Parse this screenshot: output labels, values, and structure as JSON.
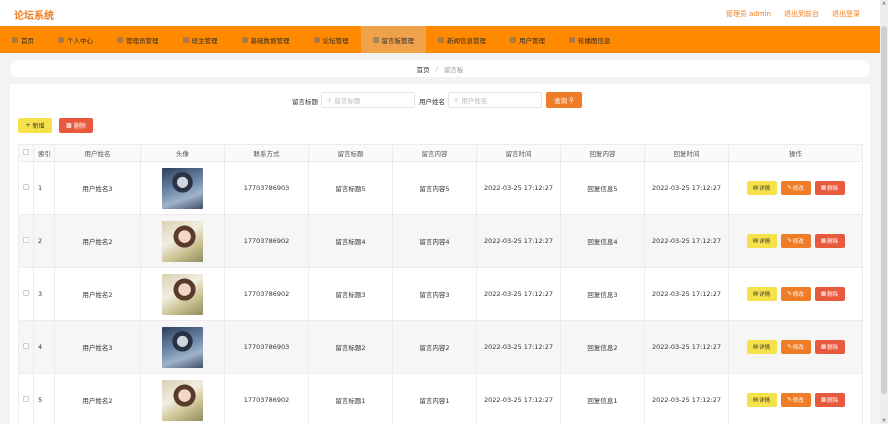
{
  "app": {
    "title": "论坛系统"
  },
  "topbar": {
    "admin_label": "管理员 admin",
    "back_label": "退出到前台",
    "logout_label": "退出登录"
  },
  "nav": {
    "items": [
      {
        "label": "首页",
        "icon": "home-icon"
      },
      {
        "label": "个人中心",
        "icon": "user-icon"
      },
      {
        "label": "管理员管理",
        "icon": "admin-icon"
      },
      {
        "label": "班主管理",
        "icon": "group-icon"
      },
      {
        "label": "基础数据管理",
        "icon": "data-icon"
      },
      {
        "label": "论坛管理",
        "icon": "forum-icon"
      },
      {
        "label": "留言板管理",
        "icon": "message-icon"
      },
      {
        "label": "新闻信息管理",
        "icon": "news-icon"
      },
      {
        "label": "用户管理",
        "icon": "users-icon"
      },
      {
        "label": "轮播图信息",
        "icon": "carousel-icon"
      }
    ],
    "active_index": 6
  },
  "breadcrumb": {
    "home": "首页",
    "separator": "/",
    "current": "留言板"
  },
  "search": {
    "title_label": "留言标题",
    "title_placeholder": "留言标题",
    "username_label": "用户姓名",
    "username_placeholder": "用户姓名",
    "button_label": "查询"
  },
  "actions": {
    "add_label": "新增",
    "delete_label": "删除"
  },
  "table": {
    "columns": [
      "索引",
      "用户姓名",
      "头像",
      "联系方式",
      "留言标题",
      "留言内容",
      "留言时间",
      "回复内容",
      "回复时间",
      "操作"
    ],
    "op_labels": {
      "detail": "详情",
      "edit": "修改",
      "delete": "删除"
    },
    "rows": [
      {
        "index": "1",
        "username": "用户姓名3",
        "avatar": "man",
        "phone": "17703786903",
        "title": "留言标题5",
        "content": "留言内容5",
        "time": "2022-03-25 17:12:27",
        "reply": "回复信息5",
        "reply_time": "2022-03-25 17:12:27"
      },
      {
        "index": "2",
        "username": "用户姓名2",
        "avatar": "woman",
        "phone": "17703786902",
        "title": "留言标题4",
        "content": "留言内容4",
        "time": "2022-03-25 17:12:27",
        "reply": "回复信息4",
        "reply_time": "2022-03-25 17:12:27"
      },
      {
        "index": "3",
        "username": "用户姓名2",
        "avatar": "woman",
        "phone": "17703786902",
        "title": "留言标题3",
        "content": "留言内容3",
        "time": "2022-03-25 17:12:27",
        "reply": "回复信息3",
        "reply_time": "2022-03-25 17:12:27"
      },
      {
        "index": "4",
        "username": "用户姓名3",
        "avatar": "man",
        "phone": "17703786903",
        "title": "留言标题2",
        "content": "留言内容2",
        "time": "2022-03-25 17:12:27",
        "reply": "回复信息2",
        "reply_time": "2022-03-25 17:12:27"
      },
      {
        "index": "5",
        "username": "用户姓名2",
        "avatar": "woman",
        "phone": "17703786902",
        "title": "留言标题1",
        "content": "留言内容1",
        "time": "2022-03-25 17:12:27",
        "reply": "回复信息1",
        "reply_time": "2022-03-25 17:12:27"
      }
    ]
  },
  "colors": {
    "accent": "#ff8a00",
    "brand_text": "#ef7d18",
    "add_button": "#f7e14a",
    "edit_button": "#ef7d28",
    "delete_button": "#e85a3e"
  }
}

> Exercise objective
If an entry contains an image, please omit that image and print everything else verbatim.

> Completed task
Parse this screenshot: output labels, values, and structure as JSON.
{
  "app": {
    "title": "论坛系统"
  },
  "topbar": {
    "admin_label": "管理员 admin",
    "back_label": "退出到前台",
    "logout_label": "退出登录"
  },
  "nav": {
    "items": [
      {
        "label": "首页",
        "icon": "home-icon"
      },
      {
        "label": "个人中心",
        "icon": "user-icon"
      },
      {
        "label": "管理员管理",
        "icon": "admin-icon"
      },
      {
        "label": "班主管理",
        "icon": "group-icon"
      },
      {
        "label": "基础数据管理",
        "icon": "data-icon"
      },
      {
        "label": "论坛管理",
        "icon": "forum-icon"
      },
      {
        "label": "留言板管理",
        "icon": "message-icon"
      },
      {
        "label": "新闻信息管理",
        "icon": "news-icon"
      },
      {
        "label": "用户管理",
        "icon": "users-icon"
      },
      {
        "label": "轮播图信息",
        "icon": "carousel-icon"
      }
    ],
    "active_index": 6
  },
  "breadcrumb": {
    "home": "首页",
    "separator": "/",
    "current": "留言板"
  },
  "search": {
    "title_label": "留言标题",
    "title_placeholder": "留言标题",
    "username_label": "用户姓名",
    "username_placeholder": "用户姓名",
    "button_label": "查询"
  },
  "actions": {
    "add_label": "新增",
    "delete_label": "删除"
  },
  "table": {
    "columns": [
      "索引",
      "用户姓名",
      "头像",
      "联系方式",
      "留言标题",
      "留言内容",
      "留言时间",
      "回复内容",
      "回复时间",
      "操作"
    ],
    "op_labels": {
      "detail": "详情",
      "edit": "修改",
      "delete": "删除"
    },
    "rows": [
      {
        "index": "1",
        "username": "用户姓名3",
        "avatar": "man",
        "phone": "17703786903",
        "title": "留言标题5",
        "content": "留言内容5",
        "time": "2022-03-25 17:12:27",
        "reply": "回复信息5",
        "reply_time": "2022-03-25 17:12:27"
      },
      {
        "index": "2",
        "username": "用户姓名2",
        "avatar": "woman",
        "phone": "17703786902",
        "title": "留言标题4",
        "content": "留言内容4",
        "time": "2022-03-25 17:12:27",
        "reply": "回复信息4",
        "reply_time": "2022-03-25 17:12:27"
      },
      {
        "index": "3",
        "username": "用户姓名2",
        "avatar": "woman",
        "phone": "17703786902",
        "title": "留言标题3",
        "content": "留言内容3",
        "time": "2022-03-25 17:12:27",
        "reply": "回复信息3",
        "reply_time": "2022-03-25 17:12:27"
      },
      {
        "index": "4",
        "username": "用户姓名3",
        "avatar": "man",
        "phone": "17703786903",
        "title": "留言标题2",
        "content": "留言内容2",
        "time": "2022-03-25 17:12:27",
        "reply": "回复信息2",
        "reply_time": "2022-03-25 17:12:27"
      },
      {
        "index": "5",
        "username": "用户姓名2",
        "avatar": "woman",
        "phone": "17703786902",
        "title": "留言标题1",
        "content": "留言内容1",
        "time": "2022-03-25 17:12:27",
        "reply": "回复信息1",
        "reply_time": "2022-03-25 17:12:27"
      }
    ]
  },
  "colors": {
    "accent": "#ff8a00",
    "brand_text": "#ef7d18",
    "add_button": "#f7e14a",
    "edit_button": "#ef7d28",
    "delete_button": "#e85a3e"
  }
}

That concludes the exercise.